■ **PROBLEM STATEMENT**
Give back the full data, retyped precisely.
Segment Start: DATA
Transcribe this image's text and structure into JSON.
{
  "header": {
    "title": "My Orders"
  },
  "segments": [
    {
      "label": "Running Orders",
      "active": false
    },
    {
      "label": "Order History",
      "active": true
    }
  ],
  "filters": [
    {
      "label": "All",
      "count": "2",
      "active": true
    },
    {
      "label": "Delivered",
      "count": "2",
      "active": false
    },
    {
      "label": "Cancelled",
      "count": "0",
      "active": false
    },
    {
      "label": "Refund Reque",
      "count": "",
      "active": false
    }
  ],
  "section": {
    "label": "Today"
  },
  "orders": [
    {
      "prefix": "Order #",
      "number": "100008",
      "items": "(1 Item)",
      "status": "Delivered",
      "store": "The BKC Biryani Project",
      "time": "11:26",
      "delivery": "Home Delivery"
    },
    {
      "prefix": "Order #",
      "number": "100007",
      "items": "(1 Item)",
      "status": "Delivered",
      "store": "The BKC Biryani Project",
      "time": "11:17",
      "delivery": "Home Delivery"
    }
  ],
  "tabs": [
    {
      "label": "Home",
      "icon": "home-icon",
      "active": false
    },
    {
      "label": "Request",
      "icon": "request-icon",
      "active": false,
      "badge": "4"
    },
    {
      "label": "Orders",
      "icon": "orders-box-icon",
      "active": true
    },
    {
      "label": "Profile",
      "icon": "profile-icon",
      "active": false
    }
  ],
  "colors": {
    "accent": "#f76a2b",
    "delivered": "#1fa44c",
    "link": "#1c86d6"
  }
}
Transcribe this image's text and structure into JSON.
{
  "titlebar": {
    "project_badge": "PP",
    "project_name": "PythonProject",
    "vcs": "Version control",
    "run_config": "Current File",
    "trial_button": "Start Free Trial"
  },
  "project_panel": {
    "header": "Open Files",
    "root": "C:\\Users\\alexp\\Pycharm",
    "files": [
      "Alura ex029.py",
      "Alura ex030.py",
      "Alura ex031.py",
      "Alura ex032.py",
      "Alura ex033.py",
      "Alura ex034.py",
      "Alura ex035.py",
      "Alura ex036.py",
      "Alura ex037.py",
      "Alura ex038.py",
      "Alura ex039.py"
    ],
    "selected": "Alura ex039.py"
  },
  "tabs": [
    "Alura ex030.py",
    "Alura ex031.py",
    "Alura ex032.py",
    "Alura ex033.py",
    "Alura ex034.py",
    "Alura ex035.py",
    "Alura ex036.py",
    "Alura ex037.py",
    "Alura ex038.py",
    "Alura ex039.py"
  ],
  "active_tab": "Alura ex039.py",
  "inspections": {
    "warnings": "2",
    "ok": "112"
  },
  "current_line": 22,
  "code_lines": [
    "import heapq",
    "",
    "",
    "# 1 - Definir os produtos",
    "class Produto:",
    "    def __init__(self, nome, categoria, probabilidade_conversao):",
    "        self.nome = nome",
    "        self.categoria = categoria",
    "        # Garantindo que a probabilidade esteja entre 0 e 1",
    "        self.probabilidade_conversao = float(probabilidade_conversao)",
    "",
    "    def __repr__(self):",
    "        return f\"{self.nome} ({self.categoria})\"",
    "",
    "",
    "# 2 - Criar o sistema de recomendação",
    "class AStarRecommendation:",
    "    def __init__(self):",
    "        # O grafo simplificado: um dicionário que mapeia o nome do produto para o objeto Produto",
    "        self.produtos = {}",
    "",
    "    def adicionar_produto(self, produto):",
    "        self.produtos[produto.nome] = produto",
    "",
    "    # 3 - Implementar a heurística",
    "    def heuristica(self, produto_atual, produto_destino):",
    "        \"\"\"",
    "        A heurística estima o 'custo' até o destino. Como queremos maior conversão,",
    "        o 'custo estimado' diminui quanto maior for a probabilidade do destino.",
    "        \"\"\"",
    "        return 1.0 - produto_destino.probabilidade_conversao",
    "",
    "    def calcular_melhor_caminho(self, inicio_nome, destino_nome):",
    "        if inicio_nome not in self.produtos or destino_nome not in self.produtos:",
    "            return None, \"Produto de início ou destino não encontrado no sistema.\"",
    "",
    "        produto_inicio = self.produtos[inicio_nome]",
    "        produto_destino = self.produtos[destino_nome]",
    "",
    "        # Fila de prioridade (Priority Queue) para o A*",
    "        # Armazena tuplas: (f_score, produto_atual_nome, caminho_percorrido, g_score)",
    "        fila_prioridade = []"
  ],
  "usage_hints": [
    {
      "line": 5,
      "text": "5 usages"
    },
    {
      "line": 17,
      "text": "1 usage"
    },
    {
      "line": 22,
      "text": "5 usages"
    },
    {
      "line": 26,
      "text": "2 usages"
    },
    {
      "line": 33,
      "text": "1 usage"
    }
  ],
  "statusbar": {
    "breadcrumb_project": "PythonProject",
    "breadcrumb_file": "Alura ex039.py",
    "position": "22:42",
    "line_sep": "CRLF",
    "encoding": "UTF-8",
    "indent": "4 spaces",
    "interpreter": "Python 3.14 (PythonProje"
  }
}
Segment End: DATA
■ **ANSWER TO THE EXERCISE**
Transcribe this image's text and structure into JSON.
{
  "header": {
    "title": "My Orders"
  },
  "segments": [
    {
      "label": "Running Orders",
      "active": false
    },
    {
      "label": "Order History",
      "active": true
    }
  ],
  "filters": [
    {
      "label": "All",
      "count": "2",
      "active": true
    },
    {
      "label": "Delivered",
      "count": "2",
      "active": false
    },
    {
      "label": "Cancelled",
      "count": "0",
      "active": false
    },
    {
      "label": "Refund Reque",
      "count": "",
      "active": false
    }
  ],
  "section": {
    "label": "Today"
  },
  "orders": [
    {
      "prefix": "Order #",
      "number": "100008",
      "items": "(1 Item)",
      "status": "Delivered",
      "store": "The BKC Biryani Project",
      "time": "11:26",
      "delivery": "Home Delivery"
    },
    {
      "prefix": "Order #",
      "number": "100007",
      "items": "(1 Item)",
      "status": "Delivered",
      "store": "The BKC Biryani Project",
      "time": "11:17",
      "delivery": "Home Delivery"
    }
  ],
  "tabs": [
    {
      "label": "Home",
      "icon": "home-icon",
      "active": false
    },
    {
      "label": "Request",
      "icon": "request-icon",
      "active": false,
      "badge": "4"
    },
    {
      "label": "Orders",
      "icon": "orders-box-icon",
      "active": true
    },
    {
      "label": "Profile",
      "icon": "profile-icon",
      "active": false
    }
  ],
  "colors": {
    "accent": "#f76a2b",
    "delivered": "#1fa44c",
    "link": "#1c86d6"
  }
}
Transcribe this image's text and structure into JSON.
{
  "titlebar": {
    "project_badge": "PP",
    "project_name": "PythonProject",
    "vcs": "Version control",
    "run_config": "Current File",
    "trial_button": "Start Free Trial"
  },
  "project_panel": {
    "header": "Open Files",
    "root": "C:\\Users\\alexp\\Pycharm",
    "files": [
      "Alura ex029.py",
      "Alura ex030.py",
      "Alura ex031.py",
      "Alura ex032.py",
      "Alura ex033.py",
      "Alura ex034.py",
      "Alura ex035.py",
      "Alura ex036.py",
      "Alura ex037.py",
      "Alura ex038.py",
      "Alura ex039.py"
    ],
    "selected": "Alura ex039.py"
  },
  "tabs": [
    "Alura ex030.py",
    "Alura ex031.py",
    "Alura ex032.py",
    "Alura ex033.py",
    "Alura ex034.py",
    "Alura ex035.py",
    "Alura ex036.py",
    "Alura ex037.py",
    "Alura ex038.py",
    "Alura ex039.py"
  ],
  "active_tab": "Alura ex039.py",
  "inspections": {
    "warnings": "2",
    "ok": "112"
  },
  "current_line": 22,
  "code_lines": [
    "import heapq",
    "",
    "",
    "# 1 - Definir os produtos",
    "class Produto:",
    "    def __init__(self, nome, categoria, probabilidade_conversao):",
    "        self.nome = nome",
    "        self.categoria = categoria",
    "        # Garantindo que a probabilidade esteja entre 0 e 1",
    "        self.probabilidade_conversao = float(probabilidade_conversao)",
    "",
    "    def __repr__(self):",
    "        return f\"{self.nome} ({self.categoria})\"",
    "",
    "",
    "# 2 - Criar o sistema de recomendação",
    "class AStarRecommendation:",
    "    def __init__(self):",
    "        # O grafo simplificado: um dicionário que mapeia o nome do produto para o objeto Produto",
    "        self.produtos = {}",
    "",
    "    def adicionar_produto(self, produto):",
    "        self.produtos[produto.nome] = produto",
    "",
    "    # 3 - Implementar a heurística",
    "    def heuristica(self, produto_atual, produto_destino):",
    "        \"\"\"",
    "        A heurística estima o 'custo' até o destino. Como queremos maior conversão,",
    "        o 'custo estimado' diminui quanto maior for a probabilidade do destino.",
    "        \"\"\"",
    "        return 1.0 - produto_destino.probabilidade_conversao",
    "",
    "    def calcular_melhor_caminho(self, inicio_nome, destino_nome):",
    "        if inicio_nome not in self.produtos or destino_nome not in self.produtos:",
    "            return None, \"Produto de início ou destino não encontrado no sistema.\"",
    "",
    "        produto_inicio = self.produtos[inicio_nome]",
    "        produto_destino = self.produtos[destino_nome]",
    "",
    "        # Fila de prioridade (Priority Queue) para o A*",
    "        # Armazena tuplas: (f_score, produto_atual_nome, caminho_percorrido, g_score)",
    "        fila_prioridade = []"
  ],
  "usage_hints": [
    {
      "line": 5,
      "text": "5 usages"
    },
    {
      "line": 17,
      "text": "1 usage"
    },
    {
      "line": 22,
      "text": "5 usages"
    },
    {
      "line": 26,
      "text": "2 usages"
    },
    {
      "line": 33,
      "text": "1 usage"
    }
  ],
  "statusbar": {
    "breadcrumb_project": "PythonProject",
    "breadcrumb_file": "Alura ex039.py",
    "position": "22:42",
    "line_sep": "CRLF",
    "encoding": "UTF-8",
    "indent": "4 spaces",
    "interpreter": "Python 3.14 (PythonProje"
  }
}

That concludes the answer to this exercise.